[Note 1] The crucial language concerning the referendum vote in Hopkinton appears in St. 1954, c. 660, Section 1, which amended St. 1943, c. 454, Section 2, by inserting a new Section 2. For the purposes of our discussion we shall refer to St. 1943. c. 454, Section 2, as amended by St. 1954, c. 660, Section 1, as St. 1954, c. 660. The only other section of St. 1954, c. 660, provided for submission of its acceptance to the voters at a town meeting. St. 1954, c. 660, Section 2.

[Note 2] We have examined the papers and docket entries in that action. Dennis A. Keefe et al v. John H. Duffy et al, Middlesex Superior Court, Civil No. 75-6607. The complaint was filed on December 12, 1975. The plaintiffs are voters of the town of Hopkinton, and the defendants are the members of the town's board of selectmen. The complaint seeks a declaration that the vote taken at the referendum election was invalid under St. 1954, c. 660, because that statute allows a referendum only on measures affirmed by vote at a town meeting and not measures defeated by vote at a town meeting. On January 27, 1976, the defendants filed an answer asking the court to declare valid the vote taken at the referendum election on December 15, 1975, because St. 1954, c. 660, allows a referendum on a measure upon which a vote was taken at a town meeting whether the measure was passed or defeated. According to the docket entries, no further action has been taken in the case.

In response to our invitation to interested persons to file briefs, we received briefs from the town counsel of the town of Hopkinton and from the plaintiffs in the pending civil action.

[Note 3] We accept a vote "to have the Board of Selectmen petition the General Court requesting the enactment of . . . [a] special act" as satisfying the requirement of Section 8 that the petition be "filed or approved" by the voters or the town meeting.

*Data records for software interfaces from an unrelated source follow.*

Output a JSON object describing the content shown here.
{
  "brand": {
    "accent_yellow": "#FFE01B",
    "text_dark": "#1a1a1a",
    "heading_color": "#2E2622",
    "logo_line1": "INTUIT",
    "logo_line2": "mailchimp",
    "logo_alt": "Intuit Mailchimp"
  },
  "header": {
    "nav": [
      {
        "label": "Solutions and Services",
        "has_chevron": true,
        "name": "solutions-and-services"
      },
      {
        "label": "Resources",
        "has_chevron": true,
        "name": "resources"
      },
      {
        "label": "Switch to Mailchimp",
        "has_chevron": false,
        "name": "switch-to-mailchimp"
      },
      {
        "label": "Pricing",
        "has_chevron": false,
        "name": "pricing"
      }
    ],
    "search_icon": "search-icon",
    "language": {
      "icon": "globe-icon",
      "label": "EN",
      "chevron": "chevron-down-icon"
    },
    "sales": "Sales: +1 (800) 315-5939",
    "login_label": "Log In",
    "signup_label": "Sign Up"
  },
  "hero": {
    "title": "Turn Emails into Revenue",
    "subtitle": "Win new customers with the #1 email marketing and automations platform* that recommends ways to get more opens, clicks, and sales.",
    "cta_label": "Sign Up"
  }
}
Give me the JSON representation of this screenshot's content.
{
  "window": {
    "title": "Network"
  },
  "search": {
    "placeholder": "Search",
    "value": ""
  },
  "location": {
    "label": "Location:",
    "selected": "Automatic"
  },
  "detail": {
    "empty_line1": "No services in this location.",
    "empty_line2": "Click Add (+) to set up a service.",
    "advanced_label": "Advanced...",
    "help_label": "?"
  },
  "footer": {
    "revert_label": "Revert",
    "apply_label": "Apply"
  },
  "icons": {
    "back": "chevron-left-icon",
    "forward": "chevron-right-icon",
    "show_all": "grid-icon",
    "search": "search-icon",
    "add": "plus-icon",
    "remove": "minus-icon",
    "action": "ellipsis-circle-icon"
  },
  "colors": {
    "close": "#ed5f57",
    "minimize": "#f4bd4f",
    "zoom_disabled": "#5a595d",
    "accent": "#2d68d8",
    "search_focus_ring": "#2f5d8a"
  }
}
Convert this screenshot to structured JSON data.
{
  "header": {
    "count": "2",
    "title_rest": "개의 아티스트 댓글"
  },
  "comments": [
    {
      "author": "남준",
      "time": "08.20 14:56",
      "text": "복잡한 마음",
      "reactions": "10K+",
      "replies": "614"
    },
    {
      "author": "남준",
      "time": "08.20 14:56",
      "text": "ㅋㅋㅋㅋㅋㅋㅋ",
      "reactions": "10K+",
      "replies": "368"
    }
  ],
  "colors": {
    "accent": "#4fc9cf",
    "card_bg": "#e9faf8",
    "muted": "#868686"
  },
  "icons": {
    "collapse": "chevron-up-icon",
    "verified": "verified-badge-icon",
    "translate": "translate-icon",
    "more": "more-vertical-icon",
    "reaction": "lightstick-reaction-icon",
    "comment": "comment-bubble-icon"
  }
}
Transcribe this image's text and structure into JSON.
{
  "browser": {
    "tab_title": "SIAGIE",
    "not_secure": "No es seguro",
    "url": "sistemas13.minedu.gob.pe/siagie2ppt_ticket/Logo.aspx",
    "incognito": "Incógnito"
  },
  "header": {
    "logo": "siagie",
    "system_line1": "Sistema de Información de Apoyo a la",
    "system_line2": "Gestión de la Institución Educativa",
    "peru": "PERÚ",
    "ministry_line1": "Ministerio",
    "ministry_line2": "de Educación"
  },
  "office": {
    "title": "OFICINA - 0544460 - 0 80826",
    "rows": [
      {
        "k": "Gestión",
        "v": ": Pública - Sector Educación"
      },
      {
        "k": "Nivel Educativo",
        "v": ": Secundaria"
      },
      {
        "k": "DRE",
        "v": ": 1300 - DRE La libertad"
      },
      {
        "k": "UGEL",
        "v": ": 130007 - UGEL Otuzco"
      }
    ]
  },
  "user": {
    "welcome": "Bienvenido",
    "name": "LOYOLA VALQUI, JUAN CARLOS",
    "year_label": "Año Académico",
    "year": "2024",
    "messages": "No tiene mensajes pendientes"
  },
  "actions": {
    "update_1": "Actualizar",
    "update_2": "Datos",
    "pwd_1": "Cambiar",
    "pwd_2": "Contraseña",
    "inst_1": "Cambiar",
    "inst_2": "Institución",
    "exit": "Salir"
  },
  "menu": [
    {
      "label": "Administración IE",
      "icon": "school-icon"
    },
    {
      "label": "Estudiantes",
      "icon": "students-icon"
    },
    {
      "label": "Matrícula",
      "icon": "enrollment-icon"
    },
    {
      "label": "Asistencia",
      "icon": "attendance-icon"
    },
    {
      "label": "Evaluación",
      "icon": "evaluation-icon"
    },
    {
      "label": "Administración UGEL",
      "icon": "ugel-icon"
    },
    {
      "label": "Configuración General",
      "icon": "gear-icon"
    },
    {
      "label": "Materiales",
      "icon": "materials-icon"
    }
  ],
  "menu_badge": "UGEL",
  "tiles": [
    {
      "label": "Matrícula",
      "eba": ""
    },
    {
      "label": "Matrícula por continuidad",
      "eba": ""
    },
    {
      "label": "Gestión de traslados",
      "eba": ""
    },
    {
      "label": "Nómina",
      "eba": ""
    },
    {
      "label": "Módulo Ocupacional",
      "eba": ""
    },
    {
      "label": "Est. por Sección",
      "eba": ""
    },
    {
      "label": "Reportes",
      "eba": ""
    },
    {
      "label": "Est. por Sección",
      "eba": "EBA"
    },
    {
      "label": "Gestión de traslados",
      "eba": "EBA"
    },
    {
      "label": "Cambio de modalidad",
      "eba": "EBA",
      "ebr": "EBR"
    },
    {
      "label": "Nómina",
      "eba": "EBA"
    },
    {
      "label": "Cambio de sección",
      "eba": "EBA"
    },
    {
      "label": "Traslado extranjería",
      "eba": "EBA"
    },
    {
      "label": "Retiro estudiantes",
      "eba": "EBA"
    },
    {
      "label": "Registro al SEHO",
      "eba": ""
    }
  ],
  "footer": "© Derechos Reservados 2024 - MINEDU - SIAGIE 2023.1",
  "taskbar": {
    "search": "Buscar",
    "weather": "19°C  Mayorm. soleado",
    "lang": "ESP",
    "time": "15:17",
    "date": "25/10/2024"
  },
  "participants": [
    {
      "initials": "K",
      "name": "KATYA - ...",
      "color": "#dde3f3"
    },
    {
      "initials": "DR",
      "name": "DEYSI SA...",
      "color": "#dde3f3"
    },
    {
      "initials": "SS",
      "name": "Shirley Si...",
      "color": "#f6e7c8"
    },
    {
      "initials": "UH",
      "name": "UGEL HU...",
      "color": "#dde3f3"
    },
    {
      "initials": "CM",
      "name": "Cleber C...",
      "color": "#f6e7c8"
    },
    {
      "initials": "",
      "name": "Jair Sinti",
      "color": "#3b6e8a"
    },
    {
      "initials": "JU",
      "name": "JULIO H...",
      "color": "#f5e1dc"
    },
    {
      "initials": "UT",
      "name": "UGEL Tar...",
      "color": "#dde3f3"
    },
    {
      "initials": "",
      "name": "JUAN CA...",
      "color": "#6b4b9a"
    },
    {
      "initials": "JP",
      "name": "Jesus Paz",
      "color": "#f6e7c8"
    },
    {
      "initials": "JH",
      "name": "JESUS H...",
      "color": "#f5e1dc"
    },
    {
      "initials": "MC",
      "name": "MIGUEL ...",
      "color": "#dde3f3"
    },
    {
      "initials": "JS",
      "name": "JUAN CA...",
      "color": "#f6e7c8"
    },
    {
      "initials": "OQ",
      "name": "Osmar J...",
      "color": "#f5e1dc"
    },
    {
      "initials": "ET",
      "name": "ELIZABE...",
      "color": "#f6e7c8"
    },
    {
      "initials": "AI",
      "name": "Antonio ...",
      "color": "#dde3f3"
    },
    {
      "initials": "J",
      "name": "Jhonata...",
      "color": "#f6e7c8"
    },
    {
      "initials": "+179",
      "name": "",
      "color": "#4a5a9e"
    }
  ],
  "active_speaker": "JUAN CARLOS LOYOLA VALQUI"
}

[Note 4] In offering our opinion on this issue, one that has been raised in the course of private litigation, we caution that the answer we give is in our capacity as counselor to a coordinate branch of our government and is not binding on the parties to that litigation. See Opinion of the Justices, 5 Met. 596, 597-598 (1844).

[Note 5] Such a general law was proposed in 1966 in the First Report of the Special Commission on Implementation of the Municipal Home Rule Amendment to the State Constitution, 1966 Senate Doc. No. 846, 26-28. From time to time that Commission has renewed its proposal that procedures be defined for requesting the enactment of special laws under Section 8 (1) of the Home Rule Amendment. See 1967 Senate Doc. No. 1547, 22. In 1969, that Special Commission in its Fourteenth Report made a detailed suggestion for implementing local petitions under Section 8. See 1969 Senate Doc. No. 1271, 4-5.

General Laws c. 3, Section 8A, inserted by St. 1973, c. 896, provides that a petition filed pursuant to Section 8 of the Home Rule Amendment must indicate the number voting for and the number voting against, if such a vote is tabulated. That section does not prescribe any procedure to be followed in obtaining the voters' approval of a petition.

[Note 6] For example, a home rule petition for special legislation affecting a municipality signed by a majority of the municipality's voters might have a valid existence without implementing legislation.